Try it → Working from the entries below, count every line that includes the word "this". Return the figure alone.

Task data →
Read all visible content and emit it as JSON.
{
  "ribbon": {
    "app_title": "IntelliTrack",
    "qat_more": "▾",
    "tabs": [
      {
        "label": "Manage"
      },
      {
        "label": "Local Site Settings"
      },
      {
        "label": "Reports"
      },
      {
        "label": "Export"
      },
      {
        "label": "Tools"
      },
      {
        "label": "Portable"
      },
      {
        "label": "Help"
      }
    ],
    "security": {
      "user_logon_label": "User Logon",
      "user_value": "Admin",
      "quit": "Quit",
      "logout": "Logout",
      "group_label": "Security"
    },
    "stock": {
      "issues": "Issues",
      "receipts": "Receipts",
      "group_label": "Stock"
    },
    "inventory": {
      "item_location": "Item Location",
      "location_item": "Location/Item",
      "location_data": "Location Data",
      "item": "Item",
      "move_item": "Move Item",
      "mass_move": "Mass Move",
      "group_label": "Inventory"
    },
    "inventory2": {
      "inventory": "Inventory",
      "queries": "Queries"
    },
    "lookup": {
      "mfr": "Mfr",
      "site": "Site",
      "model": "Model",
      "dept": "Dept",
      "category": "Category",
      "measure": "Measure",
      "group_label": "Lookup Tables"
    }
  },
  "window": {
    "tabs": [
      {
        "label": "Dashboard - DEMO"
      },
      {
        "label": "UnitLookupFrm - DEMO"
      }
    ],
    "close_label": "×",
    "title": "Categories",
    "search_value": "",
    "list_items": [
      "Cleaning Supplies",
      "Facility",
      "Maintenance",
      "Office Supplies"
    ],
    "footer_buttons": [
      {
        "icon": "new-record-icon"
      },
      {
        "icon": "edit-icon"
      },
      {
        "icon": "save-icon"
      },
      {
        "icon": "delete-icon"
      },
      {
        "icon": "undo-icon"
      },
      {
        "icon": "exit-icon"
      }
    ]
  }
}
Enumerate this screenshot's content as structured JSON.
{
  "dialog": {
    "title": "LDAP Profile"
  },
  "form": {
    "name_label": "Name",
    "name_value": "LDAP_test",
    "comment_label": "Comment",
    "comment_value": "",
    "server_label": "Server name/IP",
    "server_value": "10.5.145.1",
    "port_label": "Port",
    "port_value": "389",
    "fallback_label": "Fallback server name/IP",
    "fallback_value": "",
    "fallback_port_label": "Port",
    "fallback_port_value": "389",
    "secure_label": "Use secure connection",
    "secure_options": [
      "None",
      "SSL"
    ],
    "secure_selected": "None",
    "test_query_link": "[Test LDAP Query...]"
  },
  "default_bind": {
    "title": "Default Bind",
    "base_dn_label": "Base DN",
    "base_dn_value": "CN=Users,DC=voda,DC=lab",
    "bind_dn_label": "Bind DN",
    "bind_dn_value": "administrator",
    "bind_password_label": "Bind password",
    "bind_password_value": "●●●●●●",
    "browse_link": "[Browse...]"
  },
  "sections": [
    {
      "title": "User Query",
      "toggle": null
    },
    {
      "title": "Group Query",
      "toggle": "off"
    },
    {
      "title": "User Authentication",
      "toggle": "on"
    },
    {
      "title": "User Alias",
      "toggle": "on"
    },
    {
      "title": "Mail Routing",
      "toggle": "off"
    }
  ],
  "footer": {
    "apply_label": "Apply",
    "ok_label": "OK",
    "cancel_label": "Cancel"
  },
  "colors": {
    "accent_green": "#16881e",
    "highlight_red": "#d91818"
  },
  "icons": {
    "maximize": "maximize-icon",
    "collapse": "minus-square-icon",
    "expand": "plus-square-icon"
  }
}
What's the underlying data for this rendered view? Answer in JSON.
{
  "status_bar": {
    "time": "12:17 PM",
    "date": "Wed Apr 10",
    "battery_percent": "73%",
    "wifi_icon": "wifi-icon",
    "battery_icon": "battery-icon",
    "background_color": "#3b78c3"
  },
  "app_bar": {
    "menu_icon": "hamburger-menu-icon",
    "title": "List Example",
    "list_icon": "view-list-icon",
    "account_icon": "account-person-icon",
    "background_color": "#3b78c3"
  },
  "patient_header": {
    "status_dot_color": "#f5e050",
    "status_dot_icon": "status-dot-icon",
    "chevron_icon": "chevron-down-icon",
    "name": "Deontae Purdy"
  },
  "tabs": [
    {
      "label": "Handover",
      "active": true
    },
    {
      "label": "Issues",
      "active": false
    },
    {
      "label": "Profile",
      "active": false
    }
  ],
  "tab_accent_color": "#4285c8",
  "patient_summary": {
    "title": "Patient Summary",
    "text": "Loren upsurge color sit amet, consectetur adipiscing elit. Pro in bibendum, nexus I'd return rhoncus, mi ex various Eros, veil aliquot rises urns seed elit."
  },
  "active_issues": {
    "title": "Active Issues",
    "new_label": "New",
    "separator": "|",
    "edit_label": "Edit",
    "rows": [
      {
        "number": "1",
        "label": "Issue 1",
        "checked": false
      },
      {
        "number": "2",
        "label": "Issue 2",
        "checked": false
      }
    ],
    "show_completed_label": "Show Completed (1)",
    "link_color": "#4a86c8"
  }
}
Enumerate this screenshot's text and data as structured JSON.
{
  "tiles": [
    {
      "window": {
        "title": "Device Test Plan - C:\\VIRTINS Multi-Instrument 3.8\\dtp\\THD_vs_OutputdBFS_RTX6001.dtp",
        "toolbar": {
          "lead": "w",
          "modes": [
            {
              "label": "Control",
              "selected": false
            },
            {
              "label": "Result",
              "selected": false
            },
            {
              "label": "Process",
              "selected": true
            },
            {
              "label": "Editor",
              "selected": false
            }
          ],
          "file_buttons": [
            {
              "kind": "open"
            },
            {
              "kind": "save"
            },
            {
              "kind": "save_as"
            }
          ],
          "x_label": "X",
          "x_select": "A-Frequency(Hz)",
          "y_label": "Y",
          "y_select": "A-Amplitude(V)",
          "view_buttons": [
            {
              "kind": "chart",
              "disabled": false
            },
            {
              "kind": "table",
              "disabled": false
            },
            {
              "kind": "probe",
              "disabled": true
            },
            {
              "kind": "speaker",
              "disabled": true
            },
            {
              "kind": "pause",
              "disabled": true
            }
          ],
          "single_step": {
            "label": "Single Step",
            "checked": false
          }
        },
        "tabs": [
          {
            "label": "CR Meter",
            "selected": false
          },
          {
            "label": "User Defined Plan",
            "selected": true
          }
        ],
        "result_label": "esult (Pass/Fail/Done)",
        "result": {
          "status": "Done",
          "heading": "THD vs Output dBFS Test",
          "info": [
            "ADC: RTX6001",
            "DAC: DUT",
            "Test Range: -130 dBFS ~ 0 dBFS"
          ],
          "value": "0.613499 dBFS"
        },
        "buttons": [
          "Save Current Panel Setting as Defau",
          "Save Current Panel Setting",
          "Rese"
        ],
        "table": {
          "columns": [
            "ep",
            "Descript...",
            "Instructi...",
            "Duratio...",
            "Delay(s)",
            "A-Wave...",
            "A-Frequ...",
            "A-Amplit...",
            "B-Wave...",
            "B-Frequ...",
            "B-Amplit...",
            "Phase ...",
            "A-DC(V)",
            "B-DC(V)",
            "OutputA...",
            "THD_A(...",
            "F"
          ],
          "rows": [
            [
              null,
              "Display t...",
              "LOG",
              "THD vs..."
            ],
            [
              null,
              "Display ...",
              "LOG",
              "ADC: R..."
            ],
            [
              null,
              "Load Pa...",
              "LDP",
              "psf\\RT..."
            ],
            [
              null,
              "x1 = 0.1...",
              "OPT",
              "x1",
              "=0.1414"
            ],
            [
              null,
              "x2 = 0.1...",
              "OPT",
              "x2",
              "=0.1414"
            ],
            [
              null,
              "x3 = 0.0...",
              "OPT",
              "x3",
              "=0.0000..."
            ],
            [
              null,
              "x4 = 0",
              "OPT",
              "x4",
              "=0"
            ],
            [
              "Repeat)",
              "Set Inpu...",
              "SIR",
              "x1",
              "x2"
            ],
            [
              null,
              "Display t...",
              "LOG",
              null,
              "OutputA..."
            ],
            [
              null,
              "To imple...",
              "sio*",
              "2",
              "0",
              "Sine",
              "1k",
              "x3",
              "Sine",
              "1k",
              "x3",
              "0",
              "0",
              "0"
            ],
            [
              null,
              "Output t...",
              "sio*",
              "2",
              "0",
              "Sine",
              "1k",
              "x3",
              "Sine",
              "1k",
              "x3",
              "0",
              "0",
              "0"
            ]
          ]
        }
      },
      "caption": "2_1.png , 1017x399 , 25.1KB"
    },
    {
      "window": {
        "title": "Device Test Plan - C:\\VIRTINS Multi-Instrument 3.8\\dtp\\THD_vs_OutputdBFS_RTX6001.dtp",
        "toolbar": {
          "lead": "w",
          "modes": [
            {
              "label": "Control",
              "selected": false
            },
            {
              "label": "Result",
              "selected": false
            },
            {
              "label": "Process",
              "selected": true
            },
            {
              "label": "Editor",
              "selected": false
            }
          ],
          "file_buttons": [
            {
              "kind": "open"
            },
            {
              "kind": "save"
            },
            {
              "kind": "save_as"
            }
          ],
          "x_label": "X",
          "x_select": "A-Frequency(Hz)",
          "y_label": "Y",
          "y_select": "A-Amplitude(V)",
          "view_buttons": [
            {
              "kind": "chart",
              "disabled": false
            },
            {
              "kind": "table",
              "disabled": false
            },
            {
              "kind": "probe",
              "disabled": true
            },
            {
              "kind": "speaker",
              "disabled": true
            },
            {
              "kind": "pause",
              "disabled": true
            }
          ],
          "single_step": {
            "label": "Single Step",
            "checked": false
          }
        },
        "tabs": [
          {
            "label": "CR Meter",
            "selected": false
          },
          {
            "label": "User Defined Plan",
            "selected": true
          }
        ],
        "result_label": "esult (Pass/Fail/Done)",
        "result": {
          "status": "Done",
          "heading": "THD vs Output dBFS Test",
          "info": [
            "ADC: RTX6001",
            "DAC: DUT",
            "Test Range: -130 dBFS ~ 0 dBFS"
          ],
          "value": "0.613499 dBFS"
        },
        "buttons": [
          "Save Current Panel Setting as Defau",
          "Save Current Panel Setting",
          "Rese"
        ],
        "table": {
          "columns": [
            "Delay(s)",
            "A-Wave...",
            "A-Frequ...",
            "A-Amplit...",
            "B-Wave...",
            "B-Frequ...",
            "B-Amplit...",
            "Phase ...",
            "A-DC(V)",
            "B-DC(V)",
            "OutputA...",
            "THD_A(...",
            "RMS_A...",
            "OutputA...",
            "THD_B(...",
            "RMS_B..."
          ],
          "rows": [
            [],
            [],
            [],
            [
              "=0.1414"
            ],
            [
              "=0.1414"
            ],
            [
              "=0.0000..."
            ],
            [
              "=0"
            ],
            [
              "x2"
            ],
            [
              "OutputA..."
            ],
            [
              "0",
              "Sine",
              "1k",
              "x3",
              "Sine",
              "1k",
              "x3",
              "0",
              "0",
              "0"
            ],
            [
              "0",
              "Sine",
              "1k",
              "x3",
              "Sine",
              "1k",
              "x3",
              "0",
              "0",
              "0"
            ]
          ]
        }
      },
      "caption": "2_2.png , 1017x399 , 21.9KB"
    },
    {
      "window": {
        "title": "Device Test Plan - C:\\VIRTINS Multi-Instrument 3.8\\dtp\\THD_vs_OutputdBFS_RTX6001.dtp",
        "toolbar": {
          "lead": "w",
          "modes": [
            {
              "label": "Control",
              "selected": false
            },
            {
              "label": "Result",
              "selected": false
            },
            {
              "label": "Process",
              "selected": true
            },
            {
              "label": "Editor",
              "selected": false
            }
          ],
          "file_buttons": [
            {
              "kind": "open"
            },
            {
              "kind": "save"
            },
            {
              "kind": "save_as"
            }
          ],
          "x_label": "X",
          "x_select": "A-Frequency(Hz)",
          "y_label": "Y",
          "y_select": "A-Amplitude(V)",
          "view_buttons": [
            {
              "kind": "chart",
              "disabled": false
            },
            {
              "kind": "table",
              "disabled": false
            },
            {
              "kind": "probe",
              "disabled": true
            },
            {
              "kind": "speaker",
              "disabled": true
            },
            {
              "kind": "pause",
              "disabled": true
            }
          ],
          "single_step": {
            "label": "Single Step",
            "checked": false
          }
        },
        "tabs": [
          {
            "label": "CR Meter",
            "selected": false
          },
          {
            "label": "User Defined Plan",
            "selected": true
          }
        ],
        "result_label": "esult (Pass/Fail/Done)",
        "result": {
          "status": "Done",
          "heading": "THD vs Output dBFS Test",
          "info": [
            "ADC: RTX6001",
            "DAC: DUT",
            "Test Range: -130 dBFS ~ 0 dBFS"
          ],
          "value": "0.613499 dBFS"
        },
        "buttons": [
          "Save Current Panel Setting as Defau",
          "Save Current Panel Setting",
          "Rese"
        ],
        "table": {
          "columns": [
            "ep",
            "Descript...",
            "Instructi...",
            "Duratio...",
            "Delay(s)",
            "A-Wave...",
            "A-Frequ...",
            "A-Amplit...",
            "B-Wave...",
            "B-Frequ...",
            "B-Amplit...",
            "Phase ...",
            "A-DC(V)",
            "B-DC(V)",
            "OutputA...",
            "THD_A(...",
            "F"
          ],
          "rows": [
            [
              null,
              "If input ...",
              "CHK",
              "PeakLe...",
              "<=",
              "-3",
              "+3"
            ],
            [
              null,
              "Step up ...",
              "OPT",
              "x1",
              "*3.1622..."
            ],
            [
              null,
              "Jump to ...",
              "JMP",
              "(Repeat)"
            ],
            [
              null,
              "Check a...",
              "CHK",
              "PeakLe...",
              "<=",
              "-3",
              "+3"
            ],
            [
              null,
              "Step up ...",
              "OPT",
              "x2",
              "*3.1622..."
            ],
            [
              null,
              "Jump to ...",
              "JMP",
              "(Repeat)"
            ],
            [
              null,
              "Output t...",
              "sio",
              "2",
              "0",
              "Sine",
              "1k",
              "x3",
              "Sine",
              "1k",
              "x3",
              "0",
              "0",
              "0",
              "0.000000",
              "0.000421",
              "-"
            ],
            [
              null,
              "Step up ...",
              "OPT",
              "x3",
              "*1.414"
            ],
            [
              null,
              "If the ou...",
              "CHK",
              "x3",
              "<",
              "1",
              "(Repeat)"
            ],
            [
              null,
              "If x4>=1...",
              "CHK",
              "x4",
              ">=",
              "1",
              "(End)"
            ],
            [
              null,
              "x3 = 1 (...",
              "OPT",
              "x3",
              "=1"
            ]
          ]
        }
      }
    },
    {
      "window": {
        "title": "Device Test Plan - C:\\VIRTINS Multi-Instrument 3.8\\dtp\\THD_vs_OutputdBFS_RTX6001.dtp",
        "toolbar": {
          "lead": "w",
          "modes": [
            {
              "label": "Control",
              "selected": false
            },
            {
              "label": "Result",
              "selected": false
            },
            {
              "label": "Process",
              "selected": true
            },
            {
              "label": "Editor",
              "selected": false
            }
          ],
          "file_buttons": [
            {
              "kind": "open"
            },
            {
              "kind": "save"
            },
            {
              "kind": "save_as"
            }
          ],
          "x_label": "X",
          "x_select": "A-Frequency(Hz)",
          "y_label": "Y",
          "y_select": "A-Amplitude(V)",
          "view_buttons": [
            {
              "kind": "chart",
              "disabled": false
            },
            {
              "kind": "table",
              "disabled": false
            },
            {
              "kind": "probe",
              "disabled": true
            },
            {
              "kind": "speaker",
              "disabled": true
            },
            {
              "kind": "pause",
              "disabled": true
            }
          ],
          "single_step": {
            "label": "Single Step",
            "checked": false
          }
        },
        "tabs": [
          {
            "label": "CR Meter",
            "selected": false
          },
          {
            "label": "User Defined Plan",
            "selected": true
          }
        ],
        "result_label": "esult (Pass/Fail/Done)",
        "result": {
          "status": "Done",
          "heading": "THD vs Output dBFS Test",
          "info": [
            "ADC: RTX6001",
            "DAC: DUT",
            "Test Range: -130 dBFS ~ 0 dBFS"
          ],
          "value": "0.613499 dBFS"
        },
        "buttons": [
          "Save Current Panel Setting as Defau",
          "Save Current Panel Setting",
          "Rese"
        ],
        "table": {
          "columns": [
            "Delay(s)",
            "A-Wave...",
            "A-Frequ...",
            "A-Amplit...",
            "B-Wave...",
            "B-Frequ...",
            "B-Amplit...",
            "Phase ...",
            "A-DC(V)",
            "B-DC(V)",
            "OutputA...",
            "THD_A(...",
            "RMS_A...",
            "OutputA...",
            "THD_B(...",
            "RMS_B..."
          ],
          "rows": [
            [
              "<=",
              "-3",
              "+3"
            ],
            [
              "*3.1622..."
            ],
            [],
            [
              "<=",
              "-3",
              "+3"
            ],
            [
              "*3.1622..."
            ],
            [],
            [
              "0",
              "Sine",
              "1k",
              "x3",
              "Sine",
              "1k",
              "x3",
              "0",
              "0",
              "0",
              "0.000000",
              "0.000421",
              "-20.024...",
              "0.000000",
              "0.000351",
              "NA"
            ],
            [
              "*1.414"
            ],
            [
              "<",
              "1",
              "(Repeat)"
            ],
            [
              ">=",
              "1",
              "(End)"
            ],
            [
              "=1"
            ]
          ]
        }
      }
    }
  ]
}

The completed task → 3